Advice to the Bowens, OthersI just finished reading John Hall’s article regarding Bowen Refrigeration, Heating and Cooling [“It’s More Than a Simple Game,” May 14]. I was somewhat confused about some of the recommendations given, and was compelled to write a response.
1. One comment was regarding having enough parts and material to perform the job for installations, and the recommendation was to haul a trailer behind the vehicle. This [action] not only adds additional safety issues, but is also expensive. I would recommend some attention be paid to proper inventory control, based on usage. Also, a checklist should be used prior to dispatching an installer to make sure he doesn’t show up without all the equipment he needs. We shouldn’t try to devote these kinds of jobs to memory; even if you’ve done something a thousand times, it doesn’t mean you have every single part and piece memorized.
2. On service contract sales, my recommendation is to have technicians simply offer the plan to every customer. It is not up to the technician to make the determination whether a customer wants a service plan, so why deny the customer an opportunity of having one.
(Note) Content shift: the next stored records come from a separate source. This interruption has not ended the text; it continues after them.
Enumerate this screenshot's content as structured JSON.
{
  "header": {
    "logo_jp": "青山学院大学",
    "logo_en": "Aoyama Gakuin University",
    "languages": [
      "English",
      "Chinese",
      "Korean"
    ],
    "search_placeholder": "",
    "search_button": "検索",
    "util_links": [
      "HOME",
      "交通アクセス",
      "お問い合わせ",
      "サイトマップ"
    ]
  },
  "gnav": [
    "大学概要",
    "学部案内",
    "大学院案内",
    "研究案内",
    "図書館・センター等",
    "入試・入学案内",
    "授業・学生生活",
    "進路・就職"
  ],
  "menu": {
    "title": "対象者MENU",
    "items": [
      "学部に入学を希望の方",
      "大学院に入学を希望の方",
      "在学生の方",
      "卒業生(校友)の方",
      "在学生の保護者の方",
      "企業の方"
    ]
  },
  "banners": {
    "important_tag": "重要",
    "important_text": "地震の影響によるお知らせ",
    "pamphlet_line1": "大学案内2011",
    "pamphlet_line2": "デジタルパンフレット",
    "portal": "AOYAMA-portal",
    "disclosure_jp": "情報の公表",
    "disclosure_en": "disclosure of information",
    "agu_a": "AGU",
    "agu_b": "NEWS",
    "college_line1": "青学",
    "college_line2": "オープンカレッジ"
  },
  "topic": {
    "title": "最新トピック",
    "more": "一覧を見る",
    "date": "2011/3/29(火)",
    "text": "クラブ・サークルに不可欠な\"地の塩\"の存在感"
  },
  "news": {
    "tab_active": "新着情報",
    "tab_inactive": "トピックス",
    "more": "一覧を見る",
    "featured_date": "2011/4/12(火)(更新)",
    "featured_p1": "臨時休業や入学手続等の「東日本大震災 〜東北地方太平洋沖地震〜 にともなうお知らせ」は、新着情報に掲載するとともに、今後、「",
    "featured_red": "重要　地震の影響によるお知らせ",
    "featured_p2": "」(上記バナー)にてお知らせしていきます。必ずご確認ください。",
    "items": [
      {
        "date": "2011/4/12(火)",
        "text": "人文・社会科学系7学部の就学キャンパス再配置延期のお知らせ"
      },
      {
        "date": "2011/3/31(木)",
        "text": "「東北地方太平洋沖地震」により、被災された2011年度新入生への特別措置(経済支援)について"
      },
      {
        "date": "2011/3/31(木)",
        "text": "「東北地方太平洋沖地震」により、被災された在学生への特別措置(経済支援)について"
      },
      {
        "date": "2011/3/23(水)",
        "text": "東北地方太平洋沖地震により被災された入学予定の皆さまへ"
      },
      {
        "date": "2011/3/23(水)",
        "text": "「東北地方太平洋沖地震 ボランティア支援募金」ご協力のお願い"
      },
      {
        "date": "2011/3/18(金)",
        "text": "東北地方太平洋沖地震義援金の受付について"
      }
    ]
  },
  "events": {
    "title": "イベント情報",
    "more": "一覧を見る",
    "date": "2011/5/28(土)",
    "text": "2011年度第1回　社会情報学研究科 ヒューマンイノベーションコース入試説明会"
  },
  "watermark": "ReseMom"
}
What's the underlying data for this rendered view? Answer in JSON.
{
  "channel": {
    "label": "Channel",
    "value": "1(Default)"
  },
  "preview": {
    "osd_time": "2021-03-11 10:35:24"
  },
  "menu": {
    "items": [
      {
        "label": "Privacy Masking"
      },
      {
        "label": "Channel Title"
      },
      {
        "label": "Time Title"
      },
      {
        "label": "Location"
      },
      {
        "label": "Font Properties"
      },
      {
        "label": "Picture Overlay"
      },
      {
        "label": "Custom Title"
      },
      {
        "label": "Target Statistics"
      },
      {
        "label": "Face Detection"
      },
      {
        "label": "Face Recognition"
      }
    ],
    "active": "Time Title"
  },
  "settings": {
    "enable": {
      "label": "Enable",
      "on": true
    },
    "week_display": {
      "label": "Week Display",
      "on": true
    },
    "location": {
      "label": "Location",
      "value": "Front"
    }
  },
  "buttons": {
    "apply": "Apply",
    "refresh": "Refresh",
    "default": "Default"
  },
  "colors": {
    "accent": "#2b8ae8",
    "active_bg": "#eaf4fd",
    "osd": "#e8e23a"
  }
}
The technician simply has to mention [to customers] that service plans are available and ask whether they are interested or not. If they say yes, explain what it is and how much it costs. If they say no, that’s it. This could be a simple, scripted phrase like, “We offer service contracts that help maintain your heating/cooling/ refrigeration system in the best condition possible. We help you avoid service calls and unplanned costs. Would you like some information?” How hard is that? Just offering the option to everyone will increase sales dramatically, with no selling involved; just let customers know you have it.
3. Dispatching one service call at a time is a great way to kill productiv-ity. No one knows a service area better than the guy who is there every day. Instead of zigzagging them through the city all day, just make it a requirement and part of their routine to call in and clear each call as they go. But someone has to be there to answer the call, and they can’t sit on hold waiting, or get a busy signal trying to tell you what they are doing.
I just hope some hvac companies out there don’t take all of the recommendations seriously and try to implement them in their own personal business.
Will Bowen improve? Of course it will. Any time you pay attention to something or begin to measure it, somehow it always improves.
The Training Source, Inc.
Ruth King’s Reply1. The trailer idea was a “tongue-in-cheek” comment that was never meant to be taken seriously. A warehouse person can always be justified.
2. We have a way that we are going to [offer] the customers service agreements. John Hall didn’t mention it in the first article. [Editor’s Note: To read the advice King gave the Bowens about service agreements and other subjects, see the article “Ruth King’s Advice to The News’ Contest Winners,” May 21.]
3. Technicians should never schedule themselves. There are too many reasons not to, and I’m not going to debate this one. If it works for you Frank, then great. Hopefully one of your guys doesn’t end up in a ditch hurt and no one knows where he is. This has happened to two of the companies that I’ve worked with. In the first case, the only way that anyone knew where to find the technician was that he called in when he left the jobsite and was told where to go next. When he didn’t get there, people went out looking for him and knew where to look.
There are other reasons to do this including: a technician putting off a call that he doesn’t like, knowing that he has a lot of calls and not spending the proper time with each customer, or stretching the calls — the list is endless.
American Contractors Exchange
Going DownhillEach week in The News, I read about new hvac products. It seems that instead of continually introducing new products, the manufacturers should improve the quality of their existing products. I read recently where U.S.-made hvac units fail at many times the rate of their Japanese counterparts. It appears the U.S. producers have forsaken quality control and capital investment for short-term profits.
Just in the last month, I have had experiences with two new condensing units without Freon. One was leaking at the compressor welds. One unit had an incorrect wiring diagram. Another unit had copper tubing walls so thin that it failed three days after it was commissioned. Normally the installa-tion is more important than the equipment because this is where the greater margin of error exists. Customer relations are difficult with shoddy products.
In regard to energy use, America’s consumption of oil is not sustainable. It currently takes 330 tons of oil to produce $1 million of Gross Domestic Product. In Europe, it takes 140 tons. A fuel tax should be levied to encourage conservation. It is absurd when a gallon of gas costs no more than a cup of coffee, a renewable commodity.
Another subject I’ve read about with interest is taxes. The current tax structure is an abomination. You have corporations that pay no income tax, yet the working men and women are penalized for being productive. The income and wage tax should be abolished, and in its place a con-sumption tax should be implemented. If you buy a $70,000 car, you pay a 15% consumption tax.
American manufacturing, wages, and standard of living will continue to decline if the current trend of short-term individual self-interest is placed ahead of long-term, collective self-interest.
The working poor and middle class will continue to subsidize corporate welfare, private entertainment (sports teams), and multinational corporations.
William Wytiaz Littleton, CO
Publication date: 06/04/2001